Violinist Sophia Cho joined the ISO in September of 2017, after a year of playing in the Sarasota Opera as well as freelancing in New York City. She is a native of Chicago, and studied with noted string teachers Almita and Roland Vamos before completing her bachelor’s degree at Rice University and her master’s degree at Juilliard.
We finally tracked down Sophia for an interview in March of 2019. Here’s what she had to say about herself:
When did you start playing violin?
I was three years old, and I didn’t pick violin at first. My mom loved the violin, but never had an opportunity to play it herself, being from the Korean countryside. As I was the first kid, I got to be the one to play violin and took a liking to it pretty much instantly.
I also started taking piano lessons at the same time, but for some reason piano didn’t stick.
Is there any special story about your current instrument?
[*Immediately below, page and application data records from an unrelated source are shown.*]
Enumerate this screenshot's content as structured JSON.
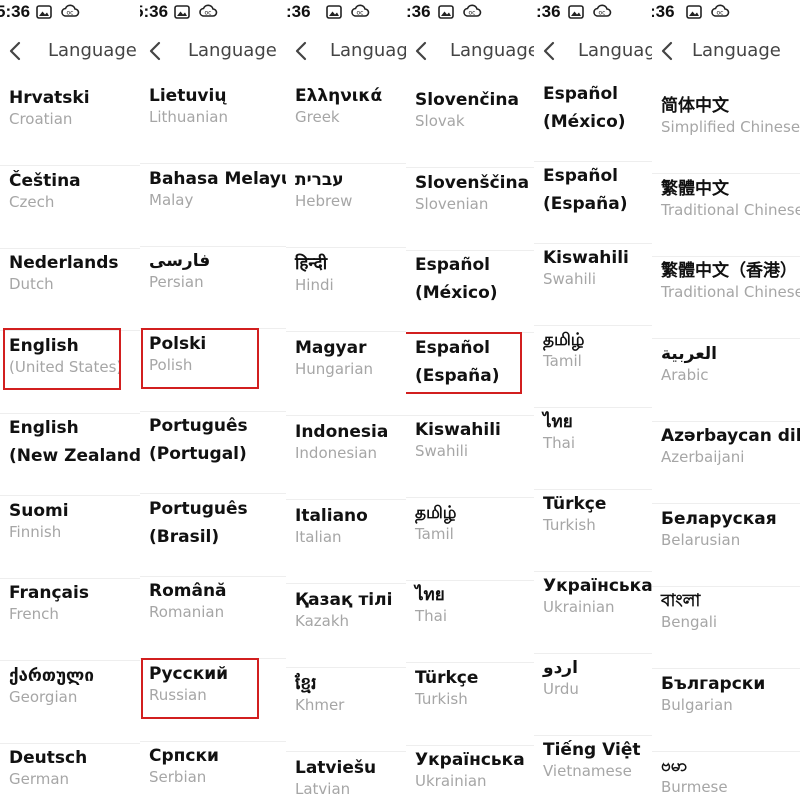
{
  "status": {
    "time": "5:36",
    "time_cut": ":36"
  },
  "header": {
    "title": "Language",
    "title_cut": "Languag"
  },
  "colors": {
    "highlight": "#d21f1f",
    "native_text": "#111111",
    "english_text": "#a6a6a6",
    "header_text": "#444444"
  },
  "icons": [
    "back-chevron-icon",
    "image-icon",
    "cloud-icon"
  ],
  "screens": [
    {
      "items": [
        {
          "native": "Hrvatski",
          "english": "Croatian"
        },
        {
          "native": "Čeština",
          "english": "Czech"
        },
        {
          "native": "Nederlands",
          "english": "Dutch"
        },
        {
          "native": "English",
          "english": "(United States)"
        },
        {
          "native": "English",
          "native2": "(New Zealand)"
        },
        {
          "native": "Suomi",
          "english": "Finnish"
        },
        {
          "native": "Français",
          "english": "French"
        },
        {
          "native": "ქართული",
          "english": "Georgian"
        },
        {
          "native": "Deutsch",
          "english": "German"
        }
      ]
    },
    {
      "items": [
        {
          "native": "Lietuvių",
          "english": "Lithuanian"
        },
        {
          "native": "Bahasa Melayu",
          "english": "Malay"
        },
        {
          "native": "فارسی",
          "english": "Persian"
        },
        {
          "native": "Polski",
          "english": "Polish"
        },
        {
          "native": "Português",
          "native2": "(Portugal)"
        },
        {
          "native": "Português",
          "native2": "(Brasil)"
        },
        {
          "native": "Română",
          "english": "Romanian"
        },
        {
          "native": "Русский",
          "english": "Russian"
        },
        {
          "native": "Српски",
          "english": "Serbian"
        }
      ]
    },
    {
      "items": [
        {
          "native": "Ελληνικά",
          "english": "Greek"
        },
        {
          "native": "עברית",
          "english": "Hebrew"
        },
        {
          "native": "हिन्दी",
          "english": "Hindi"
        },
        {
          "native": "Magyar",
          "english": "Hungarian"
        },
        {
          "native": "Indonesia",
          "english": "Indonesian"
        },
        {
          "native": "Italiano",
          "english": "Italian"
        },
        {
          "native": "Қазақ тілі",
          "english": "Kazakh"
        },
        {
          "native": "ខ្មែរ",
          "english": "Khmer"
        },
        {
          "native": "Latviešu",
          "english": "Latvian"
        }
      ]
    },
    {
      "items": [
        {
          "native": "Slovenčina",
          "english": "Slovak"
        },
        {
          "native": "Slovenščina",
          "english": "Slovenian"
        },
        {
          "native": "Español",
          "native2": "(México)"
        },
        {
          "native": "Español",
          "native2": "(España)"
        },
        {
          "native": "Kiswahili",
          "english": "Swahili"
        },
        {
          "native": "தமிழ்",
          "english": "Tamil"
        },
        {
          "native": "ไทย",
          "english": "Thai"
        },
        {
          "native": "Türkçe",
          "english": "Turkish"
        },
        {
          "native": "Українська",
          "english": "Ukrainian"
        }
      ]
    },
    {
      "items": [
        {
          "native": "Español",
          "native2": "(México)"
        },
        {
          "native": "Español",
          "native2": "(España)"
        },
        {
          "native": "Kiswahili",
          "english": "Swahili"
        },
        {
          "native": "தமிழ்",
          "english": "Tamil"
        },
        {
          "native": "ไทย",
          "english": "Thai"
        },
        {
          "native": "Türkçe",
          "english": "Turkish"
        },
        {
          "native": "Українська",
          "english": "Ukrainian"
        },
        {
          "native": "اردو",
          "english": "Urdu"
        },
        {
          "native": "Tiếng Việt",
          "english": "Vietnamese"
        }
      ]
    },
    {
      "items": [
        {
          "native": "简体中文",
          "english": "Simplified Chinese"
        },
        {
          "native": "繁體中文",
          "english": "Traditional Chinese"
        },
        {
          "native": "繁體中文（香港）",
          "english": "Traditional Chinese"
        },
        {
          "native": "العربية",
          "english": "Arabic"
        },
        {
          "native": "Azərbaycan dili",
          "english": "Azerbaijani"
        },
        {
          "native": "Беларуская",
          "english": "Belarusian"
        },
        {
          "native": "বাংলা",
          "english": "Bengali"
        },
        {
          "native": "Български",
          "english": "Bulgarian"
        },
        {
          "native": "ဗမာ",
          "english": "Burmese"
        }
      ]
    }
  ]
}
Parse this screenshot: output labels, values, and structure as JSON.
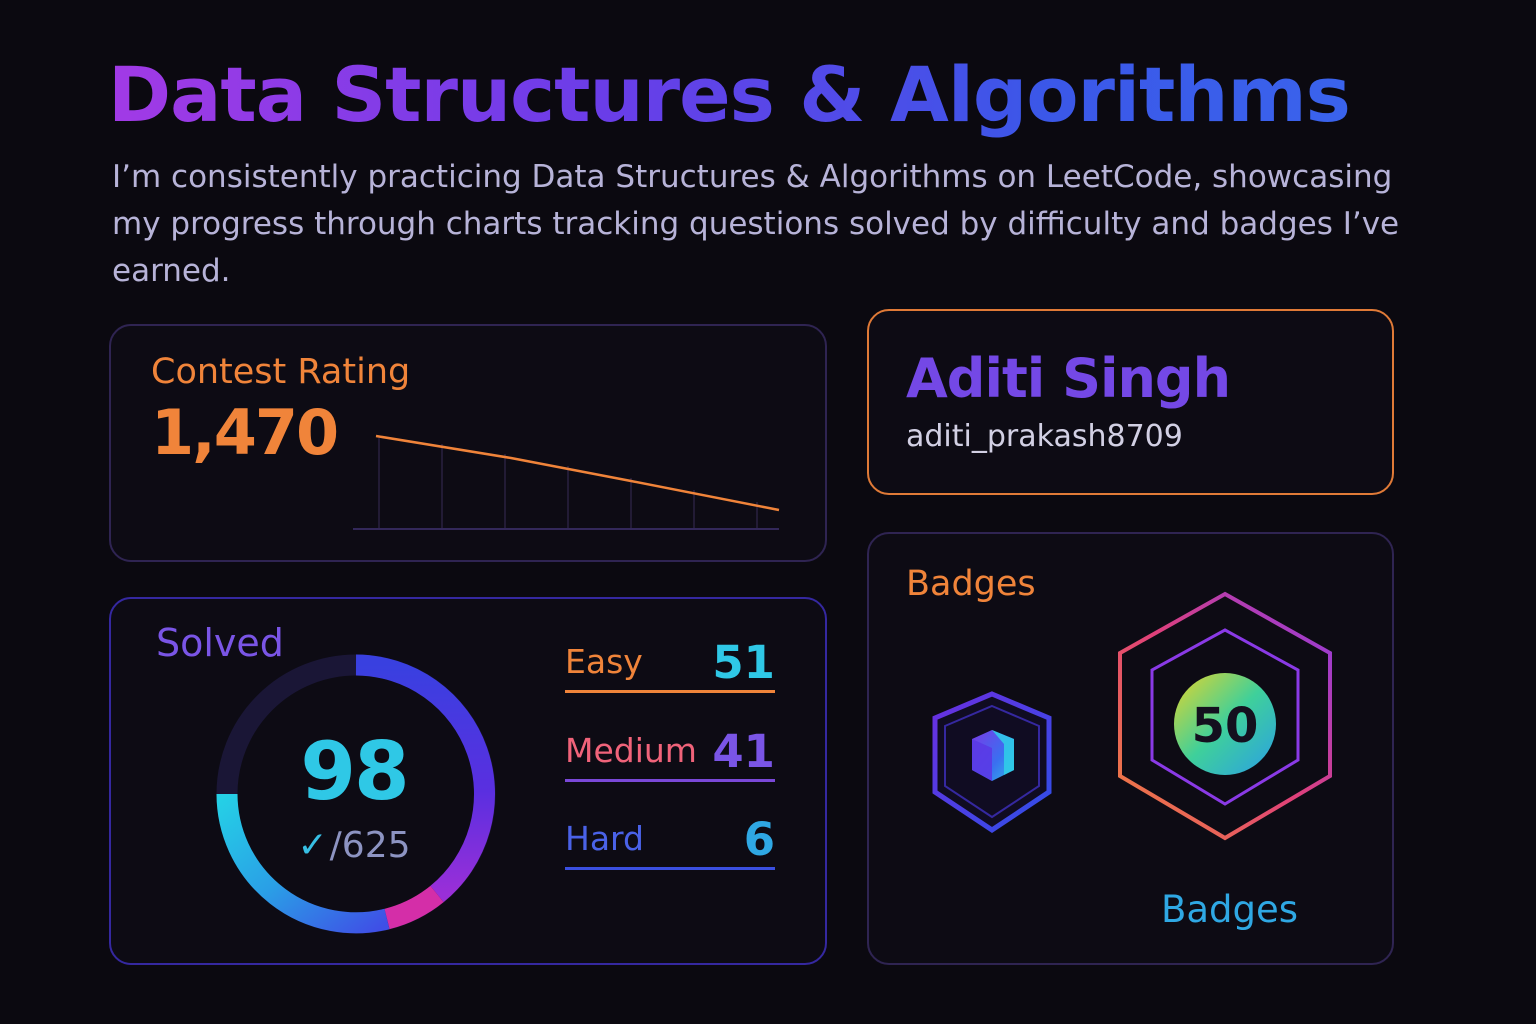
{
  "header": {
    "title": "Data Structures & Algorithms",
    "intro": "I’m consistently practicing Data Structures & Algorithms on LeetCode, showcasing my progress through charts tracking questions solved by difficulty and badges I’ve earned."
  },
  "contest": {
    "label": "Contest Rating",
    "value": "1,470"
  },
  "solved": {
    "label": "Solved",
    "count": "98",
    "total": "/625",
    "check_icon": "checkmark-icon",
    "difficulties": [
      {
        "label": "Easy",
        "count": "51",
        "label_color": "#f0843a",
        "count_color": "#2fc8e6",
        "line_color": "#f0843a"
      },
      {
        "label": "Medium",
        "count": "41",
        "label_color": "#f0637a",
        "count_color": "#7a55e6",
        "line_color": "#7a48d8"
      },
      {
        "label": "Hard",
        "count": "6",
        "label_color": "#4a62e8",
        "count_color": "#2fa8e4",
        "line_color": "#3a4fe0"
      }
    ]
  },
  "profile": {
    "name": "Aditi Singh",
    "handle": "aditi_prakash8709"
  },
  "badges": {
    "label": "Badges",
    "caption": "Badges",
    "items": [
      {
        "icon": "cube-badge-icon"
      },
      {
        "icon": "hexagon-badge-icon",
        "text": "50"
      }
    ]
  },
  "colors": {
    "accent_orange": "#f0843a",
    "accent_purple": "#7448e6",
    "accent_cyan": "#2fc8e6",
    "background": "#0b0910"
  }
}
Actually, I’m trying to find a new violin. There’s nothing wrong with it, but it doesn’t have enough depth of sound. It’s hard to make a complete, well-rounded tone when the music needs to be more intense or emotional. I’ve had the instrument since my freshman year in high school, and it’s time for something with that has a larger range of sound and emotion.
Do you have a favorite piece of music?
I don’t have one specific piece, but when it comes to symphonies, I have always loved the Tchaikovsky symphonies. Popular opinion sometimes is that they are very over the top and cheesy, but I love all of them. They transport me into a fairy-tale world full of dreams and love and emotion. I think that’s what people mean when they say these pieces are over the top. It’s all so dramatic. He’s a drama queen. But I admire that, and that’s what gives it that emotional content. His music is vulnerable, but also powerful at the same time.
What’s the most memorable experience you’ve had on stage?
In Sarasota Opera, playing Dialogue of the Carmelites, playing in the pit and barely able to see what was going on up on stage, there was a scene towards the end where the nuns are being executed. It’s the most emotional part of the opera. I’m not one to get outwardly emotional while I’m playing, but the music we played along with what was happening in the story on stage was just gut-wrenching. The whole opera is so dark, but there is something powerfully moving about that scene.
You have a younger sister who is also a violinist, but you two share other interests?
Oh yes, we share two passions. The violin and Taylor Swift. In fact, my sister came to the most recent final concert of the International Violin Competition of Indianapolis, and we went to see Taylor Swift at Lucas Oil directly afterward. We were both surprised at how she can make a huge venue like that feel so small. Still, it was fun to share the sheer enormity of a concert like that. She mostly goes to classical music concerts with polite patrons in smaller venues. But somehow the two concerts were both very intimate!